 Referring to FIGS. 8a-8d, baseline metabolic rates (OCR and ECAR) of C2C12 cells seeded at equal densities were measured under several conditions to test the effect of the moat being filled or empty. In FIGS. 8a and 8b, the moat was filled as prescribed (400 μl per compartment) at the time of cell seeding. For plates represented by hashed bars, the moats were emptied prior to performing the assay in the XF instrument. In FIGS. 8c and 8d, the cells were seeded and incubated overnight without placing fluid in the moats. In C and D plates represented by solid bars had fluid added to the moats prior to running the experiment. Both OCR and ECAR were measured for all plates. To assess the effect of the presence of fluid in the moats at the time of seeding on the OCR measurement, FIG. 8a is compared to FIG. 8c. Cells seeded in plates with fluid in the moats had OCR values in the range of 80-120, whereas cells seeded in plates with dry moats had OCR values in the range of 0-60. OCR is a measure of the metabolic health of the cells. Low OCR values indicate that the cells were not metabolically active. Similar results are seen when comparing FIGS. 8b and 8d for the ECAR measurement. When cells are seeded in plates and the moat is not filled, the metabolic rate as measured by ECAR is also very low, indicating poor cell health. Thus, it is shown that the presence of fluid in the moats at the time of cells seeding and overnight incubation is an important requirement for good cell health in the single-column microplate.
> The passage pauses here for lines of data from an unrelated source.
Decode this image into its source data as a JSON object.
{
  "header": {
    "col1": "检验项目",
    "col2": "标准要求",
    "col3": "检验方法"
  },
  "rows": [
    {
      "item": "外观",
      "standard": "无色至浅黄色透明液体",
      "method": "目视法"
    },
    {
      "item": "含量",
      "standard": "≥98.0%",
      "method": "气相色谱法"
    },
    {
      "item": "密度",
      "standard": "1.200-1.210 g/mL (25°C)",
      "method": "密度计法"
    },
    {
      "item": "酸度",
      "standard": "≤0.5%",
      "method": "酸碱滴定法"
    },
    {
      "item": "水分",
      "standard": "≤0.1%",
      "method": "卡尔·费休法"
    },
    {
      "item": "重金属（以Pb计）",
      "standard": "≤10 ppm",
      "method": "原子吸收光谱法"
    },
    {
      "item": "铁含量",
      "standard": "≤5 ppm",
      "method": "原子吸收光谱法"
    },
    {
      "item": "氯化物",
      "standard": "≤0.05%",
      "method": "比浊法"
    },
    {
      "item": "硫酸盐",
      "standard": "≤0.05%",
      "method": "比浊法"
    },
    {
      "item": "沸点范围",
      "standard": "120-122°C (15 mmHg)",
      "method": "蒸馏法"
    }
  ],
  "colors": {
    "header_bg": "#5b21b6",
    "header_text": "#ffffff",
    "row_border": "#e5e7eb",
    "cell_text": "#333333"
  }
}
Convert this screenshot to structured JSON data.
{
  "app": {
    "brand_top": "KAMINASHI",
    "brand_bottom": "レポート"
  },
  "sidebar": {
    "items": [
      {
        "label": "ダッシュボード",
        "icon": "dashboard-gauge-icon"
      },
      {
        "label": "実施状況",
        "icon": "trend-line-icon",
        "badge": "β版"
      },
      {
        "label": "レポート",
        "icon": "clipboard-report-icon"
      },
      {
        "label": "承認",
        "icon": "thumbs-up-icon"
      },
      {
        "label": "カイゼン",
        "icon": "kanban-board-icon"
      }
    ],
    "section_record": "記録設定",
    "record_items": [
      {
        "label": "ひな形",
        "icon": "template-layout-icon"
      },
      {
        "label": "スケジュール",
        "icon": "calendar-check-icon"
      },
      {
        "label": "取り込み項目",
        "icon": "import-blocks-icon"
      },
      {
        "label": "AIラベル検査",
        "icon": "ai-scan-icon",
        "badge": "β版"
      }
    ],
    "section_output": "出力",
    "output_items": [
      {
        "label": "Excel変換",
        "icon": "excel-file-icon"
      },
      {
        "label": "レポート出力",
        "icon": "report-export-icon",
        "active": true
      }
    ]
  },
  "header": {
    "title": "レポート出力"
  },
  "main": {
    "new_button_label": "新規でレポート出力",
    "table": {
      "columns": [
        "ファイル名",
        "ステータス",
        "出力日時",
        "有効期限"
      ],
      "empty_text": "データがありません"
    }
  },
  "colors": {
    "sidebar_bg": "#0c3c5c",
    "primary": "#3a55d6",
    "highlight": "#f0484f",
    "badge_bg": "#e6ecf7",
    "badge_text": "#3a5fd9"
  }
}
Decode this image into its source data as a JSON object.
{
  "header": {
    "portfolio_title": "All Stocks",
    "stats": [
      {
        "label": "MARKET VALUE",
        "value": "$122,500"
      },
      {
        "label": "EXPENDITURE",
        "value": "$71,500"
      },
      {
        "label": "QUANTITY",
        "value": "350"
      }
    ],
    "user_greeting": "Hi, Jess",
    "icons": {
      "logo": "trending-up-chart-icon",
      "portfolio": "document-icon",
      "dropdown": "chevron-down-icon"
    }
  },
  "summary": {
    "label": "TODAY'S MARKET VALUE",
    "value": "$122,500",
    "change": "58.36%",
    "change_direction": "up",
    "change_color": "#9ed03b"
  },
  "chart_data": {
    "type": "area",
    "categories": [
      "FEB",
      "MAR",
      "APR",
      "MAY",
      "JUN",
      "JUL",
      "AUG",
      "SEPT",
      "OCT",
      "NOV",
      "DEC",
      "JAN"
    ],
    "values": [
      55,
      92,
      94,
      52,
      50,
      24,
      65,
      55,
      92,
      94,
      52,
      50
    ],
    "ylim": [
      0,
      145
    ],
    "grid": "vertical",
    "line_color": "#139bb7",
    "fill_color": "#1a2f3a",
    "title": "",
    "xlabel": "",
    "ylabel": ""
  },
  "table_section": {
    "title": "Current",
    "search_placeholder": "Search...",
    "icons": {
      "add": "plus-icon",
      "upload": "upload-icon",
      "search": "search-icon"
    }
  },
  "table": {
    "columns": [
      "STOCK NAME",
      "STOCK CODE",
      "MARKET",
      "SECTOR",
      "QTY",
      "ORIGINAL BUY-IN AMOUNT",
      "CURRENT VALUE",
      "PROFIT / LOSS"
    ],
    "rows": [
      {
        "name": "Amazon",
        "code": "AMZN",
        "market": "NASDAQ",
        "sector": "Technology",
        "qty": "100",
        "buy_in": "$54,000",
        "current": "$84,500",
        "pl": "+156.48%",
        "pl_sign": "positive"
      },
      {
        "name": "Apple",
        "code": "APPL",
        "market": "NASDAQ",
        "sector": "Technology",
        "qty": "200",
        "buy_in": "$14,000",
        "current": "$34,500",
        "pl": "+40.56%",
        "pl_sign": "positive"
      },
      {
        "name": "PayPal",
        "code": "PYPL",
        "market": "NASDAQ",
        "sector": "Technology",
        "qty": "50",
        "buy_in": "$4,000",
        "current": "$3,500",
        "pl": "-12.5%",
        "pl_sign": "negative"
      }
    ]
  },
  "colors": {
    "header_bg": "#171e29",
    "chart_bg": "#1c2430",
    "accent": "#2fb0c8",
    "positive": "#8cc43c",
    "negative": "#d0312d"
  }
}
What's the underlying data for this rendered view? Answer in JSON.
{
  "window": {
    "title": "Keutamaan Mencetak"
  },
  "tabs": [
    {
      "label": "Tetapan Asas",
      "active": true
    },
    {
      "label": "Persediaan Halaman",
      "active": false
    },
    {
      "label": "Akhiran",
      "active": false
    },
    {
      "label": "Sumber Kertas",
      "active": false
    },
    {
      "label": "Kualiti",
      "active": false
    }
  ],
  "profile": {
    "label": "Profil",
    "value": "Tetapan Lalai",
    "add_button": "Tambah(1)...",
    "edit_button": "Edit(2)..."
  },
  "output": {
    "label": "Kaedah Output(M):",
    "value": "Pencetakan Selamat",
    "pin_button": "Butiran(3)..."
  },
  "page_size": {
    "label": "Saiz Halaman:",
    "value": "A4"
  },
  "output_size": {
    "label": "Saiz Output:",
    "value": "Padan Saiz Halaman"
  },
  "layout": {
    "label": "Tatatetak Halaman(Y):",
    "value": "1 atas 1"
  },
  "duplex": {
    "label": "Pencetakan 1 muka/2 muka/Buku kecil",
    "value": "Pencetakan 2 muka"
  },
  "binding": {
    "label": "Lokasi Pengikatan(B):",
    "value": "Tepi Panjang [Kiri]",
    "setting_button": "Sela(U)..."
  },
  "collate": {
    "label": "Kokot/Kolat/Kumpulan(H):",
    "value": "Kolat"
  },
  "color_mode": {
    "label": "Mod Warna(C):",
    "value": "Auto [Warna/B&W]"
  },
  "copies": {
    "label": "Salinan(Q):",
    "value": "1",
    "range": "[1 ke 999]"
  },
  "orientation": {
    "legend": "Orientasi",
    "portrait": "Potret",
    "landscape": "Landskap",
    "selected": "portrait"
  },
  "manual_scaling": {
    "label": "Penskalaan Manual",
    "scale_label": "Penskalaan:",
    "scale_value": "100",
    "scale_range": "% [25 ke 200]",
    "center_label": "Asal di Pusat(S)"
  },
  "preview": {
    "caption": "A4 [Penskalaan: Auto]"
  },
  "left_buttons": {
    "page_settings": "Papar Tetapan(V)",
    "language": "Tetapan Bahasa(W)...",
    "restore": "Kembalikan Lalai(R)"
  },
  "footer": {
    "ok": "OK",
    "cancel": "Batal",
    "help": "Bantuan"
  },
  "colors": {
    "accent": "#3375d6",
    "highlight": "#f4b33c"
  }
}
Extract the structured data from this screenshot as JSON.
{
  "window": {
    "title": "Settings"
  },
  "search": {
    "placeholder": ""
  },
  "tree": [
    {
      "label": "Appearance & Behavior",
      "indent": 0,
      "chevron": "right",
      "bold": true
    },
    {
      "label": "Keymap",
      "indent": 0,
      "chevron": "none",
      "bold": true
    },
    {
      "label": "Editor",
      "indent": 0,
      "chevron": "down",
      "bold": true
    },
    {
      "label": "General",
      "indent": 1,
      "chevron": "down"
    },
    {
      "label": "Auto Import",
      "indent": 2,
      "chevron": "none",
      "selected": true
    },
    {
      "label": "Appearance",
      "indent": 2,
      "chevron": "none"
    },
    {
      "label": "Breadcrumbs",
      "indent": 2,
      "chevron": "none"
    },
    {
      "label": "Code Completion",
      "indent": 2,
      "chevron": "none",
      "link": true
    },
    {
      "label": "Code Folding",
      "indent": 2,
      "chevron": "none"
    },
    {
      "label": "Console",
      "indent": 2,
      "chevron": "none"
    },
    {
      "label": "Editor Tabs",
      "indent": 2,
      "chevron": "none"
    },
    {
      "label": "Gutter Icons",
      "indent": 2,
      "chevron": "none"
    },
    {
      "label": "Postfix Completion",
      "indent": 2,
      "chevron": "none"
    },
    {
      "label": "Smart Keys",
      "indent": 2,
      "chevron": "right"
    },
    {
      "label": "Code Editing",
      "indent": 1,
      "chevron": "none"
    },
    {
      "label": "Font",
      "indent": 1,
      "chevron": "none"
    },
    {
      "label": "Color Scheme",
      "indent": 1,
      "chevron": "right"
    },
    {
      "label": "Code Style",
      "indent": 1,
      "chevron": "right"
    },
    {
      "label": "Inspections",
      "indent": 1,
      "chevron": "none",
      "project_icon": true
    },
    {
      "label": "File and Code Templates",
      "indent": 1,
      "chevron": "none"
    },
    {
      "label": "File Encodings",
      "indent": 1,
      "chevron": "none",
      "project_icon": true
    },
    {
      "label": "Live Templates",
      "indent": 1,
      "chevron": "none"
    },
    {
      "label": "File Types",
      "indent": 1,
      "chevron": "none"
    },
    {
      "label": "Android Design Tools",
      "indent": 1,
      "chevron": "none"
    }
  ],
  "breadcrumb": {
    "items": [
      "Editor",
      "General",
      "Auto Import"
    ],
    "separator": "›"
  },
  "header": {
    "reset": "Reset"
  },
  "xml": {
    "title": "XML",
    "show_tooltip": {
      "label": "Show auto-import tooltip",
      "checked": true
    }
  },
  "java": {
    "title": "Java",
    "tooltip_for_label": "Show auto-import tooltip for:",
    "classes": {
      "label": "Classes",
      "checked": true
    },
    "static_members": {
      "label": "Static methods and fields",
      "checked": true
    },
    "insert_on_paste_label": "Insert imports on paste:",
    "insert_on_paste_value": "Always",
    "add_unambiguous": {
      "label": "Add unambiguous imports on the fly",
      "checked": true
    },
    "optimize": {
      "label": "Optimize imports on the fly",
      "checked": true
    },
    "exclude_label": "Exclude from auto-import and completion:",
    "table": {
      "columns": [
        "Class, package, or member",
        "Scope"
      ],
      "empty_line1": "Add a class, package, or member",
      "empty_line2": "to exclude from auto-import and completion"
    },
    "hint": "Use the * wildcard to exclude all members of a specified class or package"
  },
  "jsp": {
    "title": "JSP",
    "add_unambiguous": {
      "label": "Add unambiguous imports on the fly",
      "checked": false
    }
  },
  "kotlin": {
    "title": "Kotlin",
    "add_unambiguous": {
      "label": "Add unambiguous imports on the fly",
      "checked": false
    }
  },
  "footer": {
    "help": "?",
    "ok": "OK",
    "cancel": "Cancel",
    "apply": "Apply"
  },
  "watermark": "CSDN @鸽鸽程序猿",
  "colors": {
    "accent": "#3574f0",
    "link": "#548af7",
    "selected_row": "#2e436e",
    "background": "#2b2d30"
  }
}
 Referring to FIGS. 9a and 9b, inter- and intra-well variability of the background OCR signal over time was compared in a plate without fluid in the moat to a plate with fluid in the moat. For each plate tested, media was placed in each well, the plate was allowed to equilibrate in the instrument for 15 minutes, then measurements were made over 30 minutes. In the plate without fluid in the moat, the background OCR signal varied significantly from well to well, ranging from -37 to +5 (range of 42) and rising 10-20 units over the 30 minute period. When the moat was filled, the signal was much more stable with an overall range of -14 to +7 (range of 21) and rising about 7 units over the time period. Thus it is shown that the presence of fluid in the moats is required for stable background levels in this assay.
 The invention may be embodied in other specific forms without departing from the spirit or essential characteristics thereof. The foregoing embodiments are therefore to be considered in all respects illustrative of the invention described herein. Various features and elements of the different embodiments can be used in different combinations and permutations, as will be apparent to those skilled in the art. Scope of the invention is thus indicated by the appended claims rather than by the foregoing description, and all changes which come within the meaning and range of equivalency of the claims are therefore intended to be embraced herein.
Patent applications by Jay S. Teich, Berlin, MA US
Patent applications by Paul Mcgarr, Longmeadow, MA US
Patent applications by Suzanne Armitstead, Bedford, NH US
Patent applications in class Involving viable micro-organism
Patent applications in all subclasses Involving viable micro-organism